Thursday, 21 March 2013

Research SAG and Process improvements

This morning I went to our Research and Innovation Service Advisory Group. Made up of researchers from across the Faculties and from Professional Services research support areas,  it is one of  number of SAGs supporting our different service areas. The SAGs act as a channel for connecting our services and developments  with the relevant areas of the University, and they help us collect user requirements and agreement about services, service levels and priorities.

This morning we had a really productive discussion around service levels, response times and where different research services should sit in the critical, high, medium or low priority matrix. Very pleasing to see a group categorise services as mainly medium, no critical, and very few high. very realistic and helps us enormously. We discussed storage of research data at length, and what advice we should be giving researchers on where to store data - preferably not on a pile of hard drives on their desks, or a small server underneath it! The staff survey we did recently had some comments in about both research computing (which people are generally happy with), and some of the support systems, which many people aren't.  There's some work to do on either improving the user interface, or changing the way our costing system is used so that only experienced admin staff use it, not PIs who maybe use it infrequently and therefore find it difficult to use.

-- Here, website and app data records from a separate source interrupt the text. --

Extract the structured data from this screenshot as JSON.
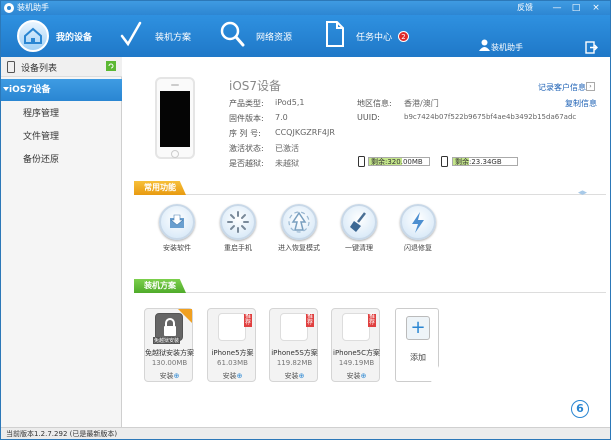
{
  "app": {
    "title": "装机助手",
    "feedback": "反馈"
  },
  "window_buttons": {
    "minimize": "—",
    "maximize": "□",
    "close": "×"
  },
  "nav": {
    "items": [
      {
        "label": "我的设备",
        "icon": "home-icon",
        "active": true
      },
      {
        "label": "装机方案",
        "icon": "checkmark-icon"
      },
      {
        "label": "网络资源",
        "icon": "search-icon"
      },
      {
        "label": "任务中心",
        "icon": "document-icon",
        "badge": "2"
      }
    ],
    "user": "装机助手",
    "exit_icon": "exit-icon"
  },
  "sidebar": {
    "header": "设备列表",
    "items": [
      {
        "label": "iOS7设备",
        "active": true
      },
      {
        "label": "程序管理"
      },
      {
        "label": "文件管理"
      },
      {
        "label": "备份还原"
      }
    ]
  },
  "device": {
    "name": "iOS7设备",
    "fields": [
      {
        "label": "产品类型:",
        "value": "iPod5,1"
      },
      {
        "label": "固件版本:",
        "value": "7.0"
      },
      {
        "label": "序 列 号:",
        "value": "CCQJKGZRF4JR"
      },
      {
        "label": "激活状态:",
        "value": "已激活"
      },
      {
        "label": "是否越狱:",
        "value": "未越狱"
      }
    ],
    "region_label": "地区信息:",
    "region_value": "香港/澳门",
    "uuid_label": "UUID:",
    "uuid_value": "b9c7424b07f522b9675bf4ae4b3492b15da67adc",
    "record_link": "记录客户信息",
    "copy_link": "复制信息",
    "storage": [
      {
        "label": "剩余:320.00MB",
        "fill": 0.55
      },
      {
        "label": "剩余:23.34GB",
        "fill": 0.25
      }
    ]
  },
  "functions": {
    "title": "常用功能",
    "items": [
      {
        "label": "安装软件",
        "icon": "install-icon"
      },
      {
        "label": "重启手机",
        "icon": "restart-icon"
      },
      {
        "label": "进入恢复模式",
        "icon": "recovery-icon"
      },
      {
        "label": "一键清理",
        "icon": "broom-icon"
      },
      {
        "label": "闪退修复",
        "icon": "lightning-icon"
      }
    ]
  },
  "plans": {
    "title": "装机方案",
    "items": [
      {
        "name": "免越狱安装方案",
        "size": "130.00MB",
        "action": "安装"
      },
      {
        "name": "iPhone5方案",
        "size": "61.03MB",
        "action": "安装"
      },
      {
        "name": "iPhone5S方案",
        "size": "119.82MB",
        "action": "安装"
      },
      {
        "name": "iPhone5C方案",
        "size": "149.19MB",
        "action": "安装"
      }
    ],
    "add_label": "添加",
    "recommend_flag": "推荐",
    "jailbreak_tag": "免越狱安装"
  },
  "colors": {
    "accent": "#2a86d2",
    "orange": "#f0a020",
    "green": "#5cb834"
  },
  "status": "当前版本1.2.7.292 (已是最新版本)"
}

Yesterday I went to a presentation on a recent Rapid Improvement Event facilitated by our Process Improvement Unit, looking at the student "Change of Status" form.Now, that might not sound too exciting, but it's an important event for a student - withdrawing, changing course, taking leave of absence - a possibly life changing event. And to achieve this, it was taking up to 200 hours per form over 8 days - and the 8 days could be spread over several weeks. So, the process was not fit for purpose, the event identified where the waste was, and got rid of it. The process was pulled apart, and a new one built. That sounds easy, but it isn't. I was really pleased to see that the team was taking a pragmatic approach, looking at fixing the paper based process very quickly, with a fully digital, workflow based process to come later. If you wait for all of the system based things to be improved before you change anything, then nothing will happen. So, with no system enhancements at all just process improvements, they've reduced processing time by at least half, and seriously improved the experience for students.  Well done to all involved.

1 comment:

Bowen Nelson said...

Thanks for sharing the latest and relevant information. These details are helpful in following the latest developments in research service.